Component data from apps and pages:
▼

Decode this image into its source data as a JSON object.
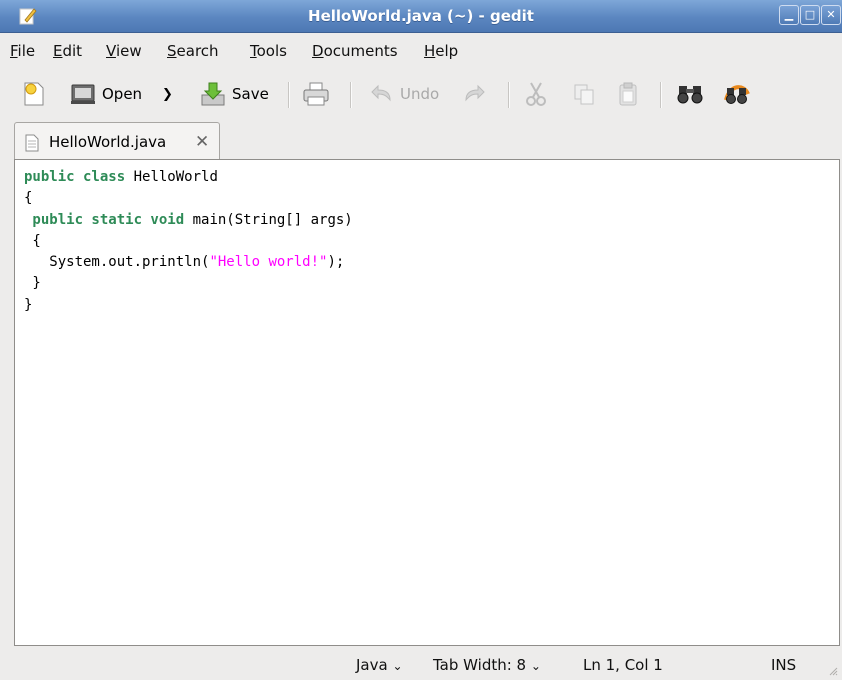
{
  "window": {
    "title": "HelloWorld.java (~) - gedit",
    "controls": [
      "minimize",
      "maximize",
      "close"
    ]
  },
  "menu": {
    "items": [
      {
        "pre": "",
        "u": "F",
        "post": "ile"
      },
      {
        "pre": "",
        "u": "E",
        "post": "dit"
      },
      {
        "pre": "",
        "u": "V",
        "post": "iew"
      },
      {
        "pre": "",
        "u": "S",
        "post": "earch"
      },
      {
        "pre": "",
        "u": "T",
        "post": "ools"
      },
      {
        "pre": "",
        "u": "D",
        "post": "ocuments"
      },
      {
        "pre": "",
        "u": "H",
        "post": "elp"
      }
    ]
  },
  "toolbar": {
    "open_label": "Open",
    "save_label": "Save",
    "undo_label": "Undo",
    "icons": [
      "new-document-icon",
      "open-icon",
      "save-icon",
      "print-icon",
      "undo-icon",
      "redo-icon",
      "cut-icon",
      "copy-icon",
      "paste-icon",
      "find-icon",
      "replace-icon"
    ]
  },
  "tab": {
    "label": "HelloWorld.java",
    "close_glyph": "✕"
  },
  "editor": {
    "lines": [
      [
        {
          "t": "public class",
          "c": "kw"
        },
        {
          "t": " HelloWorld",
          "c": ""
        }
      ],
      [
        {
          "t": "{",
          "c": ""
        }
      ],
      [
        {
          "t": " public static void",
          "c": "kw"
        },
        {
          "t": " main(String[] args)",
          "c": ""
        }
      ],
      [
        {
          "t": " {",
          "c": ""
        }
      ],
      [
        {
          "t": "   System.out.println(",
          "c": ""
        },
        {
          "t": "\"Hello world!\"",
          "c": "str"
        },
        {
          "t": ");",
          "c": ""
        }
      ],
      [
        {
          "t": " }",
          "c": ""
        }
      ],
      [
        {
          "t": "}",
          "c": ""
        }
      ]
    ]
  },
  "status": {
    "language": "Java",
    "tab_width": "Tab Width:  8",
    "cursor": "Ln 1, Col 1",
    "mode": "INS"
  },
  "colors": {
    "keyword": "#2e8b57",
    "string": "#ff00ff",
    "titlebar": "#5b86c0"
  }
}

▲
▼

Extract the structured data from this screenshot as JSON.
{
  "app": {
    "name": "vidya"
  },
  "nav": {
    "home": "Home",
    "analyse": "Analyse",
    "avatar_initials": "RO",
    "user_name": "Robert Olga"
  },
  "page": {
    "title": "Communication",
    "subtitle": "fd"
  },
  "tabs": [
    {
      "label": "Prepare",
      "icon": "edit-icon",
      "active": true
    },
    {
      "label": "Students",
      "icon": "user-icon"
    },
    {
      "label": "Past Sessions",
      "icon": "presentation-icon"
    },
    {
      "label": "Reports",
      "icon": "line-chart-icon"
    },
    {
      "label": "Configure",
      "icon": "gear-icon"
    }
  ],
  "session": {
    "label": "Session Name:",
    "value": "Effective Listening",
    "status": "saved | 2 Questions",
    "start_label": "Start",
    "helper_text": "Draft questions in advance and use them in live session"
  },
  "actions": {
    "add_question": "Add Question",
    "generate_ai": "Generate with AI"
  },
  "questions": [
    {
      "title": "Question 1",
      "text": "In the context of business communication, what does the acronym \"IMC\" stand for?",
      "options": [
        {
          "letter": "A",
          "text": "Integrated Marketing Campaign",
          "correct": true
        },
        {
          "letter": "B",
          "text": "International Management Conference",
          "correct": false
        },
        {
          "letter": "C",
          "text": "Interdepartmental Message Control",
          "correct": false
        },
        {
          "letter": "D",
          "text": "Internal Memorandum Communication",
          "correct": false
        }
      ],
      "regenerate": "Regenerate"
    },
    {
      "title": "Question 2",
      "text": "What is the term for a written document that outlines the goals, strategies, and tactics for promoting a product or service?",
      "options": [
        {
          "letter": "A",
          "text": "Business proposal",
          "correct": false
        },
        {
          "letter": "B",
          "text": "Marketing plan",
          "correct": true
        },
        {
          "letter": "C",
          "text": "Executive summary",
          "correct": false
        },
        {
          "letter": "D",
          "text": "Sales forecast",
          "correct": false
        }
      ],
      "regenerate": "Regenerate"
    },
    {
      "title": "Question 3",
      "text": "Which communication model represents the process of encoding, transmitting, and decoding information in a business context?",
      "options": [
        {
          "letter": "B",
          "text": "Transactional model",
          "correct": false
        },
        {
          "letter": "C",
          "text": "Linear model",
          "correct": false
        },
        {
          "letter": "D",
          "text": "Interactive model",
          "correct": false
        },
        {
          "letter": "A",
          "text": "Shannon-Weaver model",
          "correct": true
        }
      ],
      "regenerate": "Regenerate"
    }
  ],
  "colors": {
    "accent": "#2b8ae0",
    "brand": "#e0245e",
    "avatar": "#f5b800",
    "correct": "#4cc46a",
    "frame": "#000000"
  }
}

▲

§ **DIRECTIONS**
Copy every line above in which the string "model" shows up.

§ **FINISHED EXERCISE**
      "text": "Which communication model represents the process of encoding, transmitting, and decoding information in a business context?",
          "text": "Transactional model",
          "text": "Linear model",
          "text": "Interactive model",
          "text": "Shannon-Weaver model",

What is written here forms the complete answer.